As a parent now, I recognize that my mom worked hard to teach me the things she felt were important for me to know about life. I do the same with the wee ones, and I can only hope that my lessons will allow them to develop into happy and confident people.
However, some of the things I learned along the way – unintentionally or not – I’ve since learned aren’t the secret to a happy life. I’ve redefined a few things, and it seems to be working for me.
Without further ado – the top 10 rules I’ve unlearned:
10) Sitting too close to the tv won’t harm my vision. Granted, I’m not one to sit three feet away anyway, but this is no longer something that gives me heart palpitations for fear that I’m causing irrepable damage.
9) It’s never too late to say you’re sorry. Growing up, we avoided conflict. It was much easier to pretend something didn’t happen rather than deal with it and move on. I’m finding it far more effective to deal with the issues and have a clean slate.
7) Planning doesn’t solve everything. My mom is the most organized person ever. She is the reason I had my calendar color coded based on activity in college to keep everything straight. But now? Well, when I have plans with eleven women to go to dinner tomorrow night, I expect that several will drop out. The fact that I’m down to six now and may not be able to reduce the reservation by that much? Eh. I’ll survive. There’s only so much I can control after all.
6) The phrase you can never be too rich or too thin is bunk. I can’t tell you how often my mom repeated that to me, and wow, looking at it now is that unhealthy. But hey, I’m not thin and I’m not rich, but I’m pretty darn happy with my life thankyouverymuch.
5) Sometimes, it’s ok to sit down. My mom was in perpetual motion. She had bridge or was driving us to or from an activity or was taking a neighbor somewhere and the like. While I do sometimes follow the same route of overcommitting myself, I’m learning to say no and to take some time to relax just for me. And I think that is making me a happier mom and person.

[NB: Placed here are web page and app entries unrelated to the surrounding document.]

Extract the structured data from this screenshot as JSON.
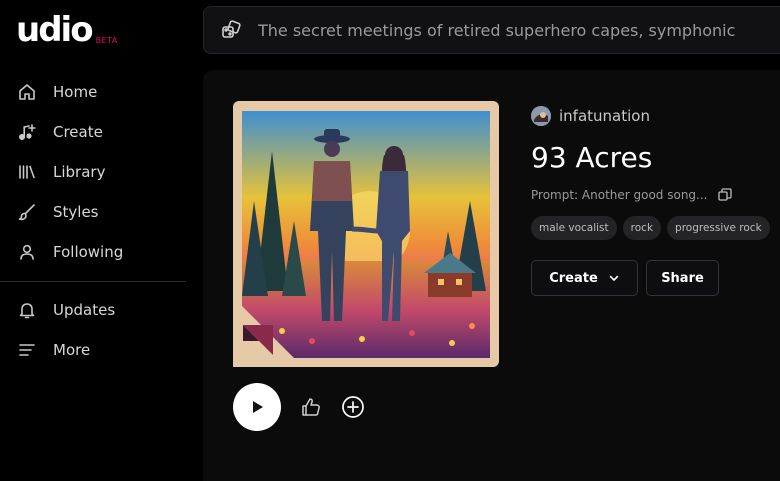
{
  "brand": {
    "name": "udio",
    "badge": "BETA",
    "accent": "#e30a5c"
  },
  "sidebar": {
    "items": [
      {
        "label": "Home",
        "icon": "home-icon"
      },
      {
        "label": "Create",
        "icon": "music-plus-icon"
      },
      {
        "label": "Library",
        "icon": "library-icon"
      },
      {
        "label": "Styles",
        "icon": "brush-icon"
      },
      {
        "label": "Following",
        "icon": "user-icon"
      }
    ],
    "secondary": [
      {
        "label": "Updates",
        "icon": "bell-icon"
      },
      {
        "label": "More",
        "icon": "menu-icon"
      }
    ]
  },
  "search": {
    "icon": "dice-icon",
    "text": "The secret meetings of retired superhero capes,  symphonic"
  },
  "song": {
    "artist": "infatunation",
    "title": "93 Acres",
    "prompt": "Prompt: Another good song...",
    "tags": [
      "male vocalist",
      "rock",
      "progressive rock"
    ],
    "create_label": "Create",
    "share_label": "Share"
  },
  "colors": {
    "background": "#000000",
    "panel": "#0b0b0c",
    "art_frame": "#e6c9a6"
  }
}
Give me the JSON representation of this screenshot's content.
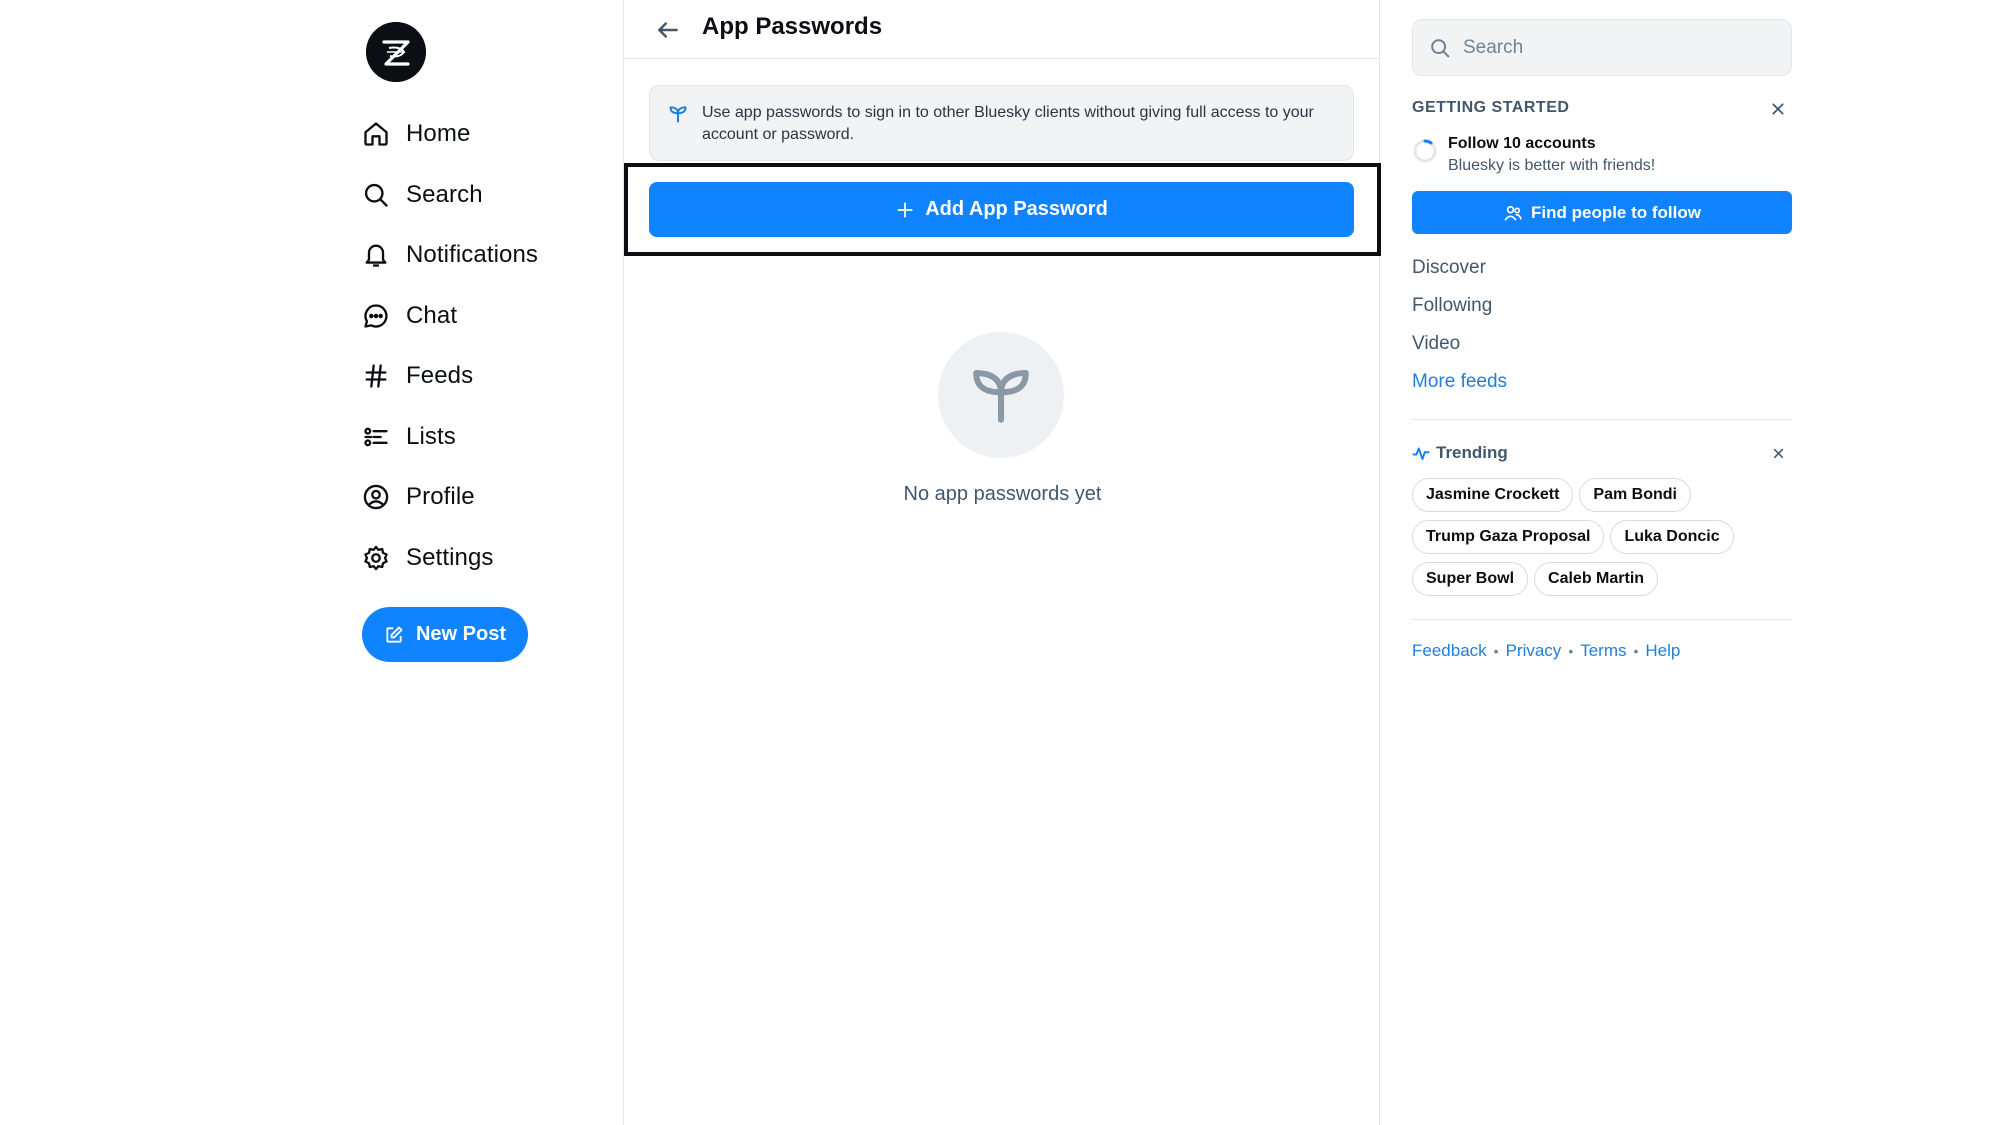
{
  "nav": {
    "items": [
      {
        "id": "home",
        "label": "Home",
        "icon": "home-icon"
      },
      {
        "id": "search",
        "label": "Search",
        "icon": "search-icon"
      },
      {
        "id": "notifications",
        "label": "Notifications",
        "icon": "bell-icon"
      },
      {
        "id": "chat",
        "label": "Chat",
        "icon": "chat-icon"
      },
      {
        "id": "feeds",
        "label": "Feeds",
        "icon": "hash-icon"
      },
      {
        "id": "lists",
        "label": "Lists",
        "icon": "list-icon"
      },
      {
        "id": "profile",
        "label": "Profile",
        "icon": "user-circle-icon"
      },
      {
        "id": "settings",
        "label": "Settings",
        "icon": "gear-icon"
      }
    ],
    "new_post_label": "New Post"
  },
  "main": {
    "title": "App Passwords",
    "info_text": "Use app passwords to sign in to other Bluesky clients without giving full access to your account or password.",
    "add_button_label": "Add App Password",
    "empty_text": "No app passwords yet"
  },
  "right": {
    "search_placeholder": "Search",
    "getting_started_title": "GETTING STARTED",
    "follow_title": "Follow 10 accounts",
    "follow_subtitle": "Bluesky is better with friends!",
    "find_button_label": "Find people to follow",
    "feeds": [
      "Discover",
      "Following",
      "Video"
    ],
    "more_feeds_label": "More feeds",
    "trending_label": "Trending",
    "trending_topics": [
      "Jasmine Crockett",
      "Pam Bondi",
      "Trump Gaza Proposal",
      "Luka Doncic",
      "Super Bowl",
      "Caleb Martin"
    ],
    "footer_links": [
      "Feedback",
      "Privacy",
      "Terms",
      "Help"
    ]
  },
  "colors": {
    "accent": "#1083fe",
    "text": "#0b0f14",
    "muted": "#42576c",
    "link": "#1f7fd9"
  }
}
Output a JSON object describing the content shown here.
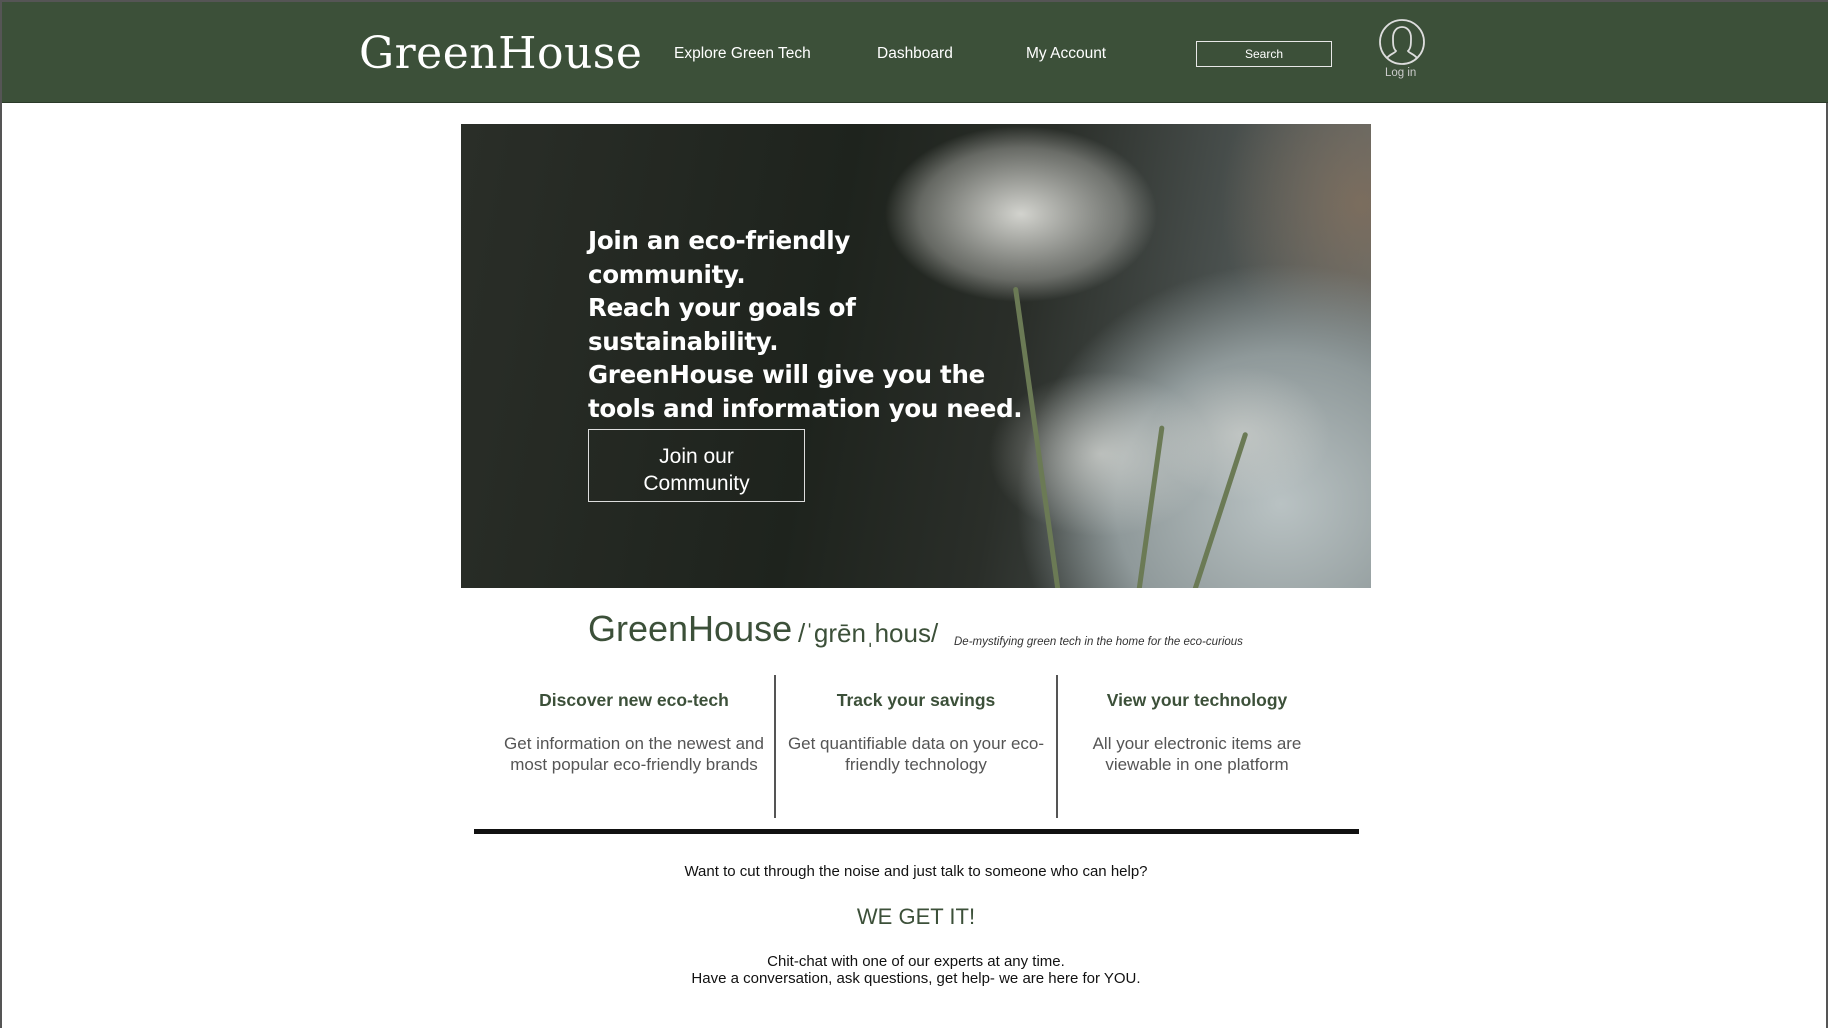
{
  "header": {
    "logo": "GreenHouse",
    "nav": [
      "Explore Green Tech",
      "Dashboard",
      "My Account"
    ],
    "search_label": "Search",
    "login_label": "Log in"
  },
  "hero": {
    "lines": [
      "Join an eco-friendly",
      "community.",
      "Reach your goals of",
      "sustainability.",
      "GreenHouse will give you the",
      "tools and information you need."
    ],
    "button_line1": "Join our",
    "button_line2": "Community"
  },
  "definition": {
    "title": "GreenHouse",
    "pronunciation": "/ˈgrēnˌhous/",
    "tagline": "De-mystifying green tech in the home for the eco-curious"
  },
  "features": [
    {
      "title": "Discover new eco-tech",
      "body": "Get information on the newest and most popular eco-friendly brands"
    },
    {
      "title": "Track your savings",
      "body": "Get quantifiable data on your eco-friendly technology"
    },
    {
      "title": "View your technology",
      "body": "All your electronic items are viewable in one platform"
    }
  ],
  "contact": {
    "question": "Want to cut through the noise and just talk to someone who can help?",
    "headline": "WE GET IT!",
    "line1": "Chit-chat with one of our experts at any time.",
    "line2": "Have a conversation, ask questions, get help- we are here for YOU."
  },
  "colors": {
    "brand": "#3c5039"
  }
}
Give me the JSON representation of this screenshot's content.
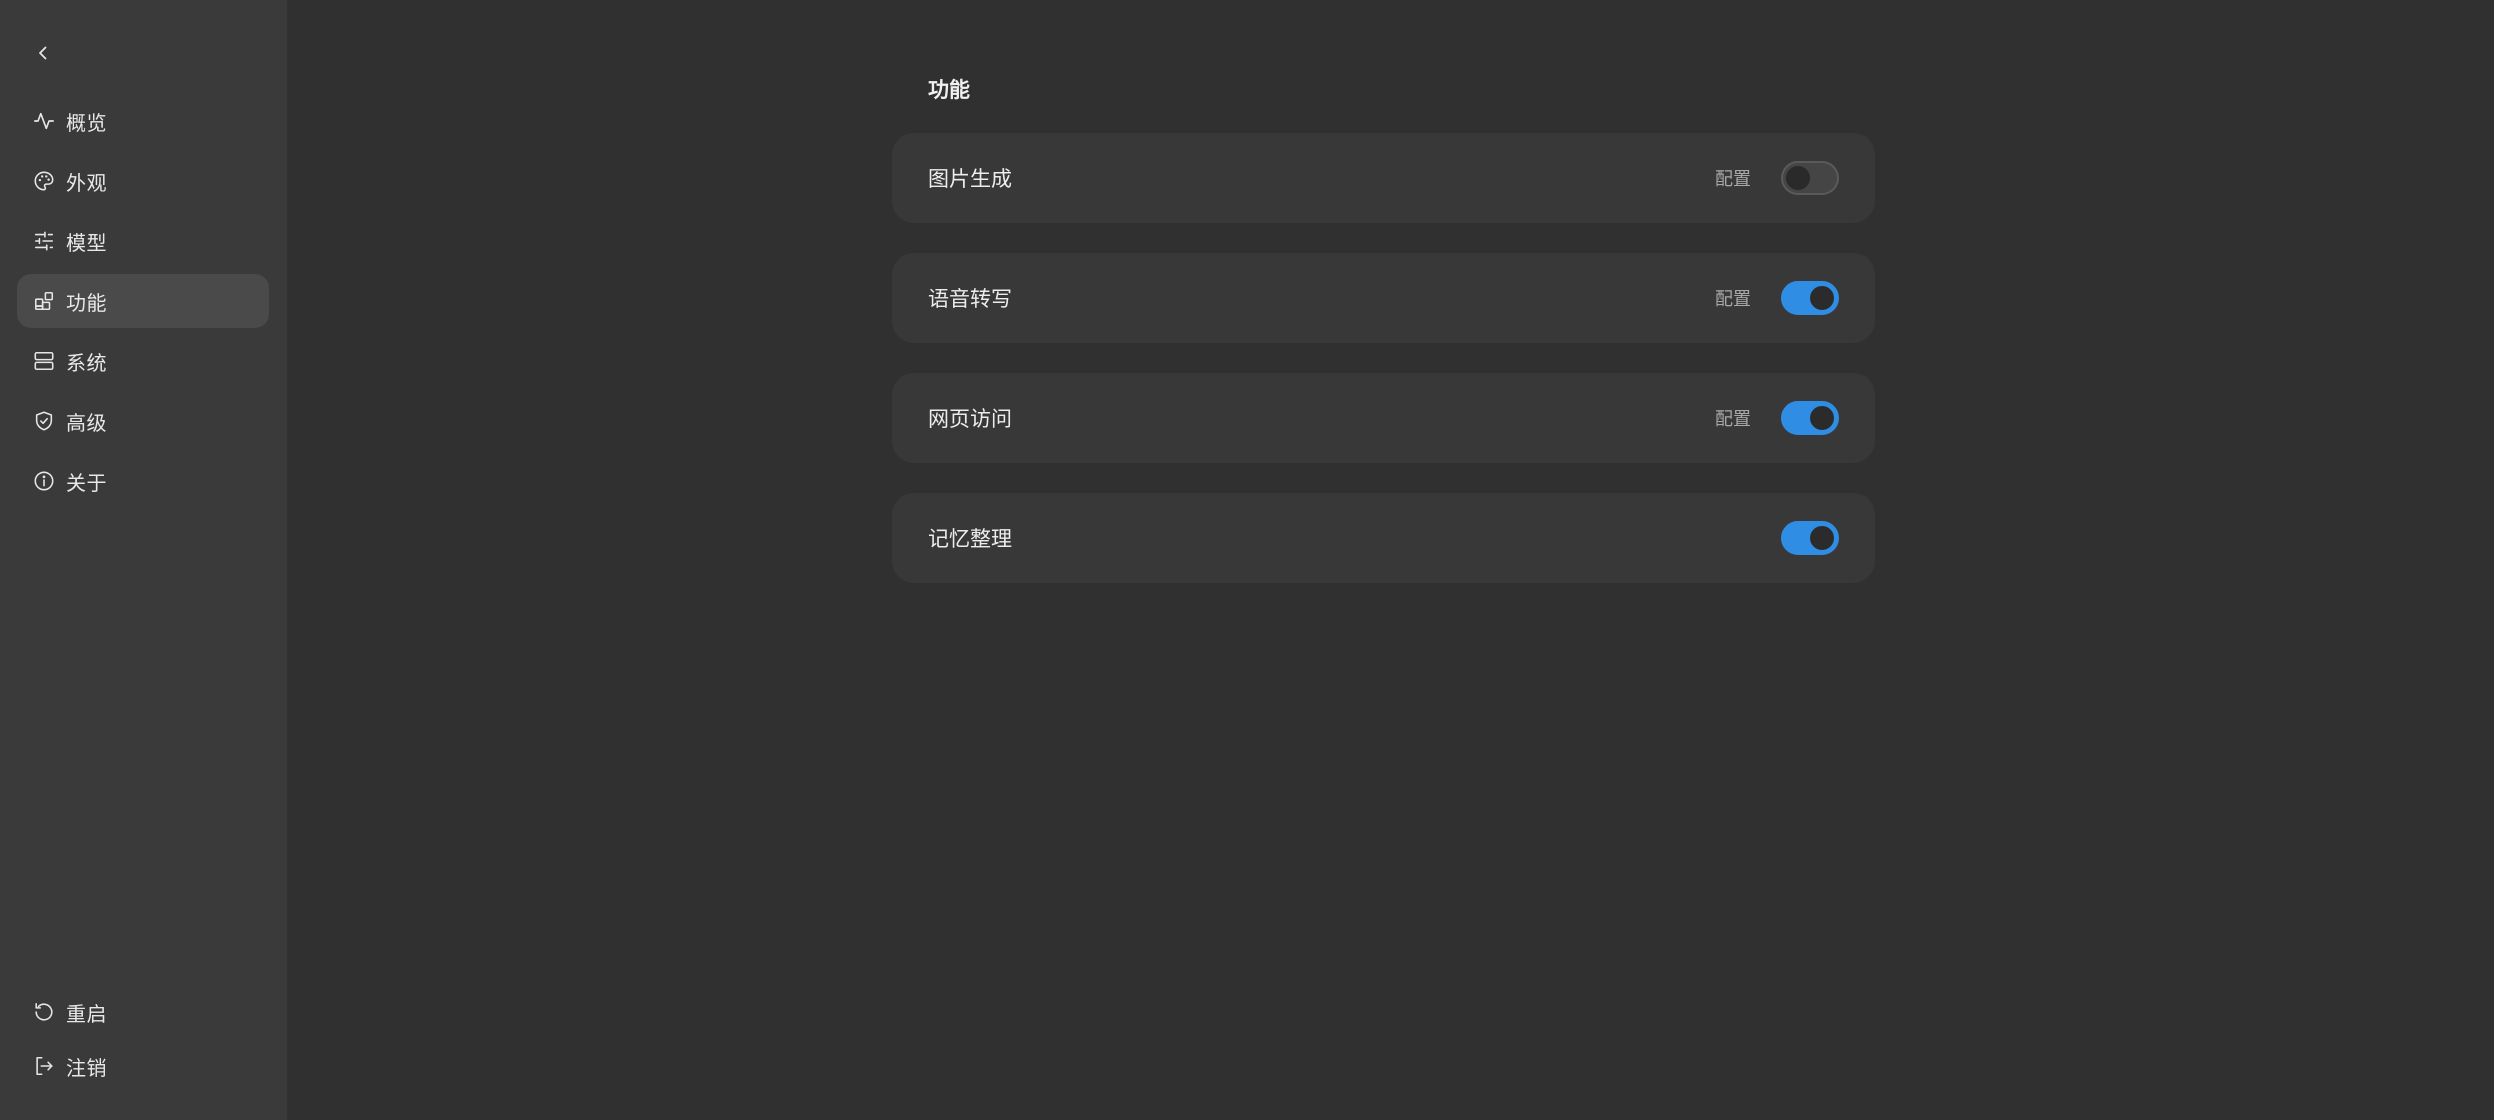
{
  "sidebar": {
    "back_icon": "chevron-left-icon",
    "items": [
      {
        "label": "概览",
        "icon": "activity-icon",
        "active": false
      },
      {
        "label": "外观",
        "icon": "palette-icon",
        "active": false
      },
      {
        "label": "模型",
        "icon": "sliders-icon",
        "active": false
      },
      {
        "label": "功能",
        "icon": "blocks-icon",
        "active": true
      },
      {
        "label": "系统",
        "icon": "server-icon",
        "active": false
      },
      {
        "label": "高级",
        "icon": "shield-icon",
        "active": false
      },
      {
        "label": "关于",
        "icon": "info-icon",
        "active": false
      }
    ],
    "bottom": [
      {
        "label": "重启",
        "icon": "restart-icon"
      },
      {
        "label": "注销",
        "icon": "logout-icon"
      }
    ]
  },
  "main": {
    "title": "功能",
    "features": [
      {
        "label": "图片生成",
        "config_label": "配置",
        "enabled": false
      },
      {
        "label": "语音转写",
        "config_label": "配置",
        "enabled": true
      },
      {
        "label": "网页访问",
        "config_label": "配置",
        "enabled": true
      },
      {
        "label": "记忆整理",
        "config_label": "",
        "enabled": true
      }
    ]
  },
  "colors": {
    "sidebar_bg": "#3a3a3a",
    "main_bg": "#303030",
    "card_bg": "#383838",
    "active_item_bg": "#4a4a4a",
    "toggle_on": "#2f8de4",
    "toggle_off": "#454545"
  }
}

4) You don’t have to be the nicest. Back to the theme of saying no, my mom volunteered for everything. She sought out situations to help people – people she knew, friends of friends, and more. She currently drives her 97 year old bridge partner to bridge each week. She got suckered into watching her neighbor’s dog almost every weekend for three yearrs although they rarely even said thank you. Me? I’m ok if not everyone likes me. Having the most friends doesn’t win you the race in the end. That isn’t to say that I’m (purposefully) rude or mean to people, but I set limits. And if people don’t like them, deal.
3) Falling down is ok. My mom still freaks when one of the wee ones falls or otherwise gets hurt. She hovers, and it freaks them out. I’m busy trying to foster independence and a sense of competence. My rule right now is “no blood, no foul” and it’s working. I think.
2) Sometimes, you need to take a step back ignore the stereotypes. If I did, I wouldn’t have sent the wee ones to the excellent preschool I did. I wouldn’t have some of the wonderful friends I do now. My mom is way different from her parents, but there are still prejudices she holds that worry me. Just this afternoon she wanted to know if they did background checks on bus drivers – the first time she’s asked this in four years of wee ones riding the bus – because I told her that Little Miss had a new bus driver, a younger somewhat heavy-set Hispanic man. Apparently this is grounds for concern. Well, for her anyway. (And yes, everyone who comes into contact with children in district goes through a thorough background check.)
And the number one thing I unlearned from my mom?
Perfect is not the goal. Sometimes good enough really is. Striving for perfection leads to a fear of failure and paralysis. And since you can never accomplish it, there’s never the true joy of satisfaction. It isn’t that I do thing halfway, but I set a point where I’m satified and can quit.
I can only imagine the things the wee ones will be unlearning from me!